On 4 February 2014, the first Application for Emergency Relief was submitted to the Swiss Chambers’ Arbitration Institution by a Swiss company requesting injunctions against a Canadian company under a dispute arising out of a cooperation agreement governed by Swiss law. By noon of the next day, two of the five candidates approached had signalled their availability. A Belgian national was appointed and received the file on 6 February 2014. The emergency arbitrator issued draft procedural rules and a draft provisional timetable and held a conference call with the parties on the next day. The answer to the request for emergency relief was filed on 11 February 2014, the reply on 13 February 2014 and the rejoinder on 15 February 2014.

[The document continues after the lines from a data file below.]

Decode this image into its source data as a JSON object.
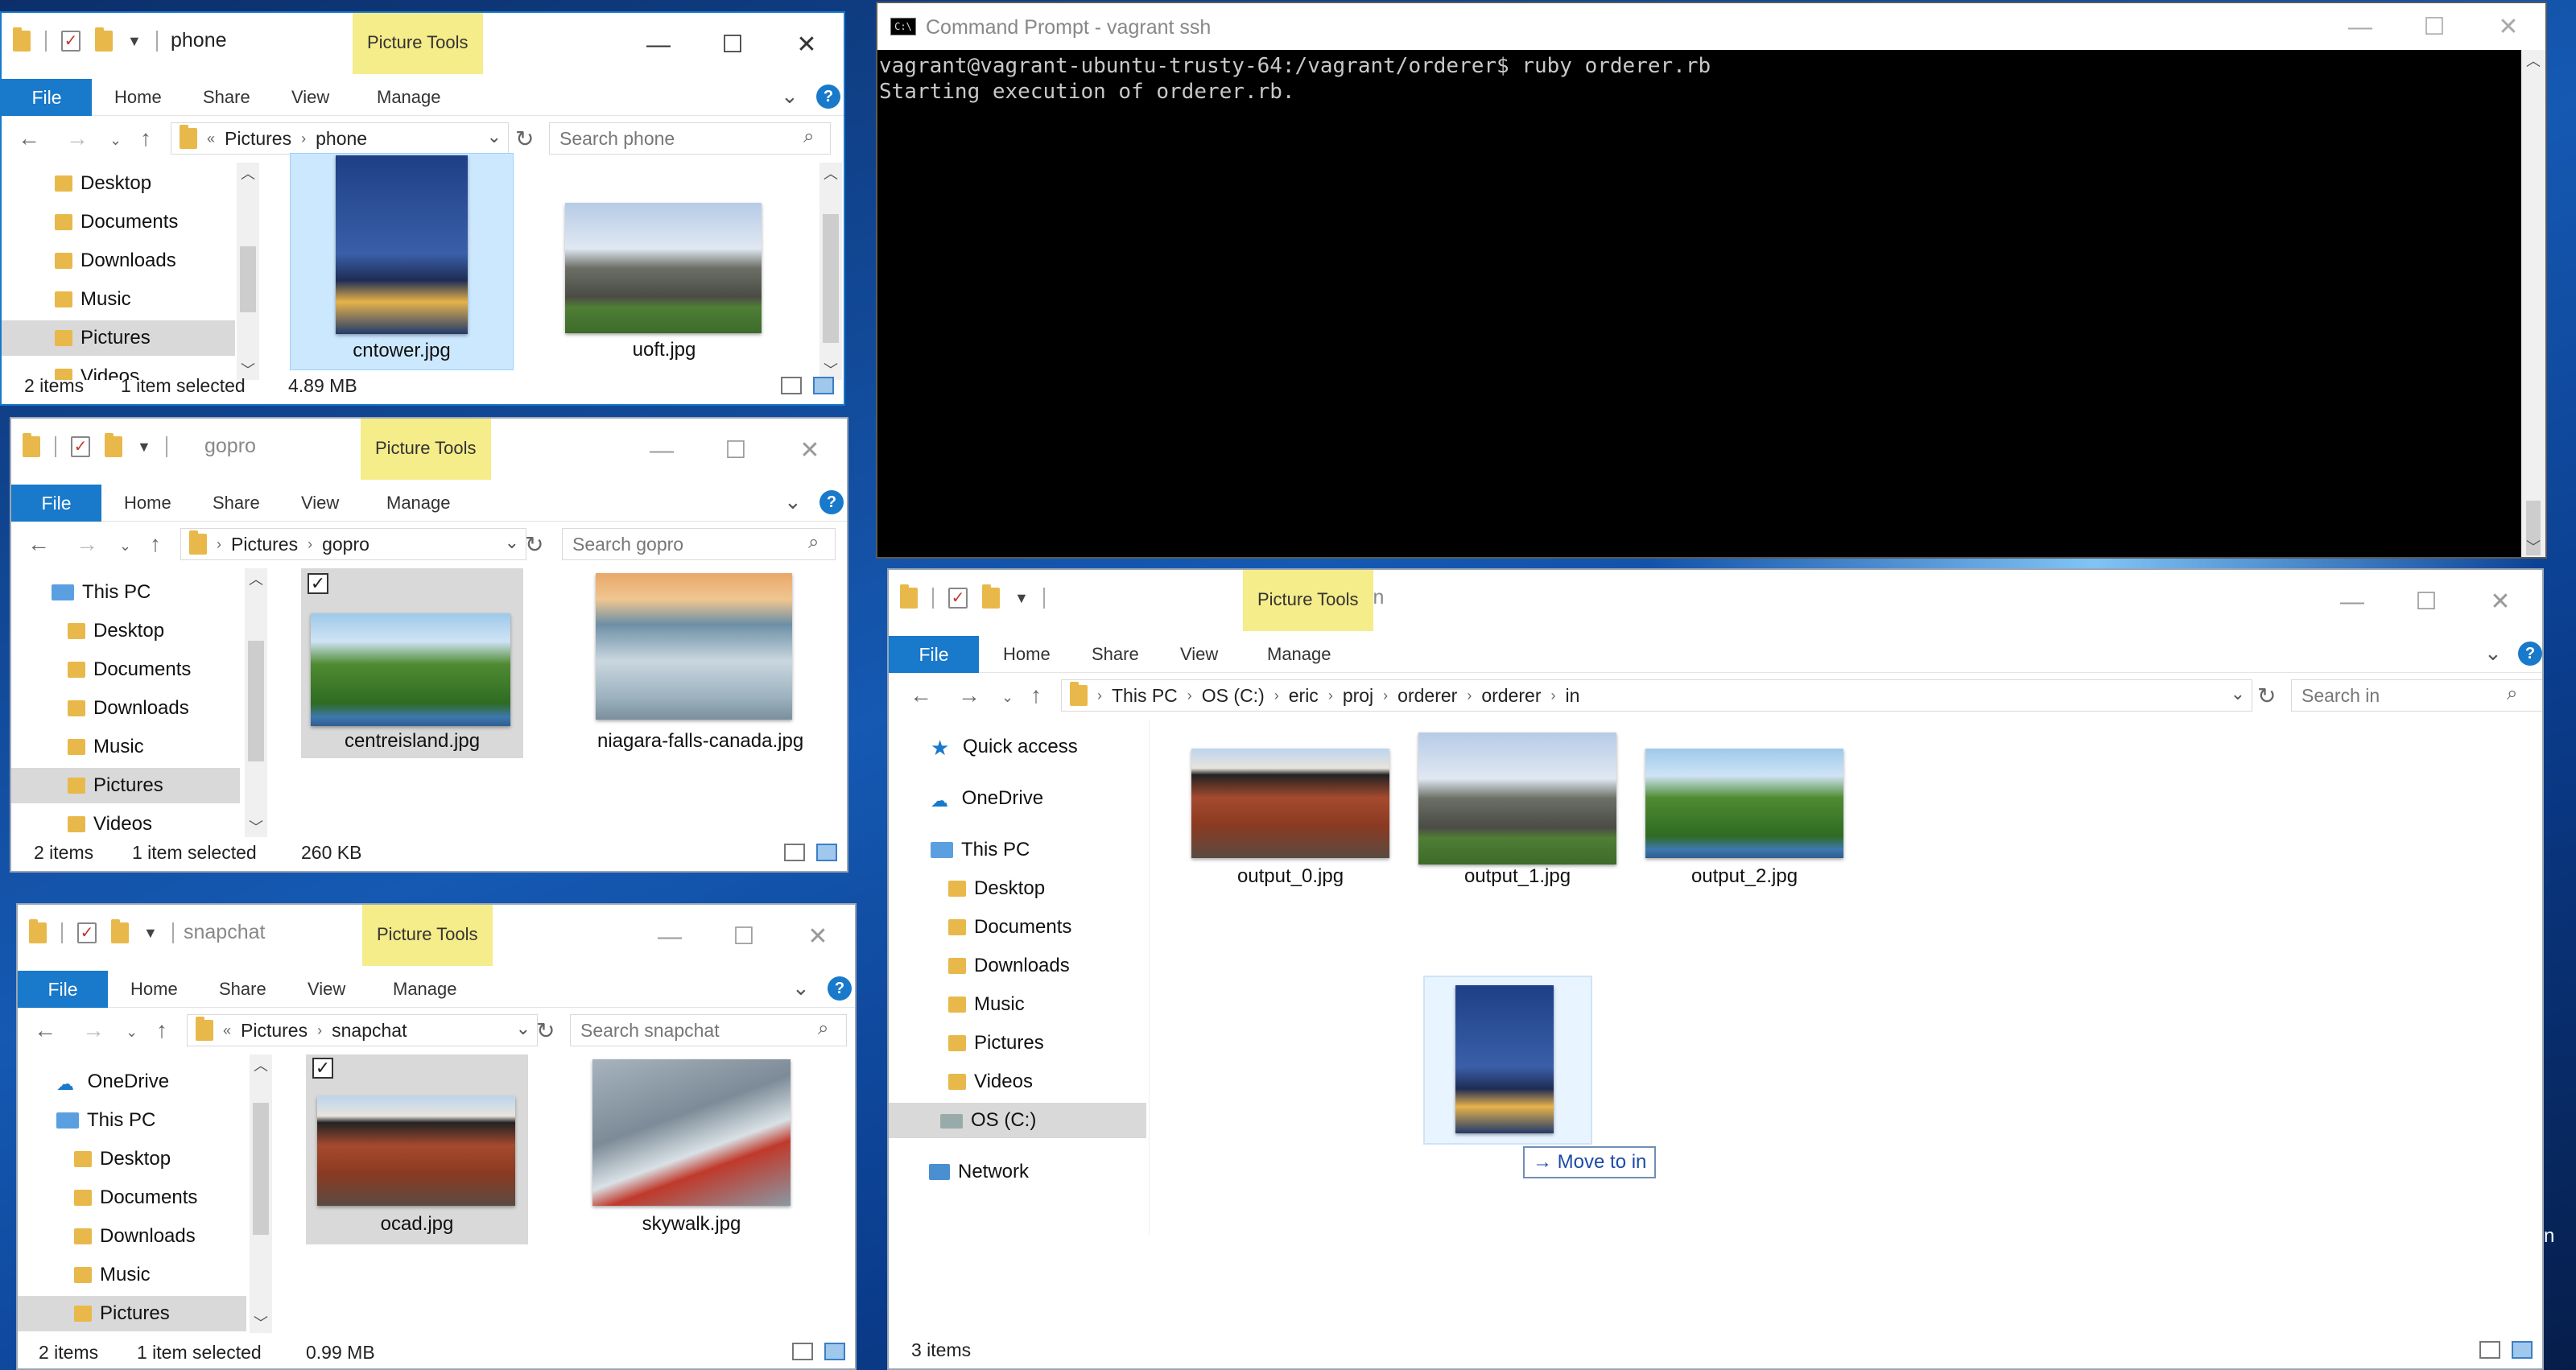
{
  "windows": {
    "phone": {
      "title": "phone",
      "picture_tools": "Picture Tools",
      "tabs": {
        "file": "File",
        "home": "Home",
        "share": "Share",
        "view": "View",
        "manage": "Manage"
      },
      "path": [
        "Pictures",
        "phone"
      ],
      "search_placeholder": "Search phone",
      "tree": [
        "Desktop",
        "Documents",
        "Downloads",
        "Music",
        "Pictures",
        "Videos"
      ],
      "files": [
        {
          "name": "cntower.jpg",
          "selected": true
        },
        {
          "name": "uoft.jpg",
          "selected": false
        }
      ],
      "status": {
        "count": "2 items",
        "selected": "1 item selected",
        "size": "4.89 MB"
      }
    },
    "gopro": {
      "title": "gopro",
      "picture_tools": "Picture Tools",
      "tabs": {
        "file": "File",
        "home": "Home",
        "share": "Share",
        "view": "View",
        "manage": "Manage"
      },
      "path": [
        "Pictures",
        "gopro"
      ],
      "search_placeholder": "Search gopro",
      "tree": [
        "This PC",
        "Desktop",
        "Documents",
        "Downloads",
        "Music",
        "Pictures",
        "Videos"
      ],
      "files": [
        {
          "name": "centreisland.jpg",
          "selected": true
        },
        {
          "name": "niagara-falls-canada.jpg",
          "selected": false
        }
      ],
      "status": {
        "count": "2 items",
        "selected": "1 item selected",
        "size": "260 KB"
      }
    },
    "snapchat": {
      "title": "snapchat",
      "picture_tools": "Picture Tools",
      "tabs": {
        "file": "File",
        "home": "Home",
        "share": "Share",
        "view": "View",
        "manage": "Manage"
      },
      "path": [
        "Pictures",
        "snapchat"
      ],
      "search_placeholder": "Search snapchat",
      "tree": [
        "OneDrive",
        "This PC",
        "Desktop",
        "Documents",
        "Downloads",
        "Music",
        "Pictures"
      ],
      "files": [
        {
          "name": "ocad.jpg",
          "selected": true
        },
        {
          "name": "skywalk.jpg",
          "selected": false
        }
      ],
      "status": {
        "count": "2 items",
        "selected": "1 item selected",
        "size": "0.99 MB"
      }
    },
    "in": {
      "title": "in",
      "picture_tools": "Picture Tools",
      "tabs": {
        "file": "File",
        "home": "Home",
        "share": "Share",
        "view": "View",
        "manage": "Manage"
      },
      "path": [
        "This PC",
        "OS (C:)",
        "eric",
        "proj",
        "orderer",
        "orderer",
        "in"
      ],
      "search_placeholder": "Search in",
      "tree": [
        "Quick access",
        "OneDrive",
        "This PC",
        "Desktop",
        "Documents",
        "Downloads",
        "Music",
        "Pictures",
        "Videos",
        "OS (C:)",
        "Network"
      ],
      "files": [
        {
          "name": "output_0.jpg"
        },
        {
          "name": "output_1.jpg"
        },
        {
          "name": "output_2.jpg"
        }
      ],
      "status": {
        "count": "3 items"
      }
    }
  },
  "terminal": {
    "title": "Command Prompt - vagrant  ssh",
    "lines": [
      "vagrant@vagrant-ubuntu-trusty-64:/vagrant/orderer$ ruby orderer.rb",
      "Starting execution of orderer.rb."
    ]
  },
  "drag": {
    "tooltip": "Move to in"
  },
  "edge_char": "n",
  "icons": {
    "back": "back-arrow-icon",
    "forward": "forward-arrow-icon",
    "up": "up-arrow-icon",
    "refresh": "refresh-icon",
    "search": "search-icon",
    "help": "help-icon"
  }
}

A hearing took place at the seat of the emergency relief proceedings on 18 February 2014, and the parties filed their statements of costs one day later. The emergency arbitrator issued a decision ruling on the Application for emergency relief on 20 February 2014, partially granting the applicant’s request that the respondent be enjoined from disclosing the contents of the cooperation agreement and from using certain documents, tools, research and analytical techniques said to be the property of the applicant. The applicant’s request that the respondent be enjoined from making further contact with the applicant’s suppliers and that he be permitted to withhold payments received was denied. As to the request for a penalty, the emergency arbitrator found that he did not have jurisdiction to impose a penalty for non-compliance with the nondisclosure order.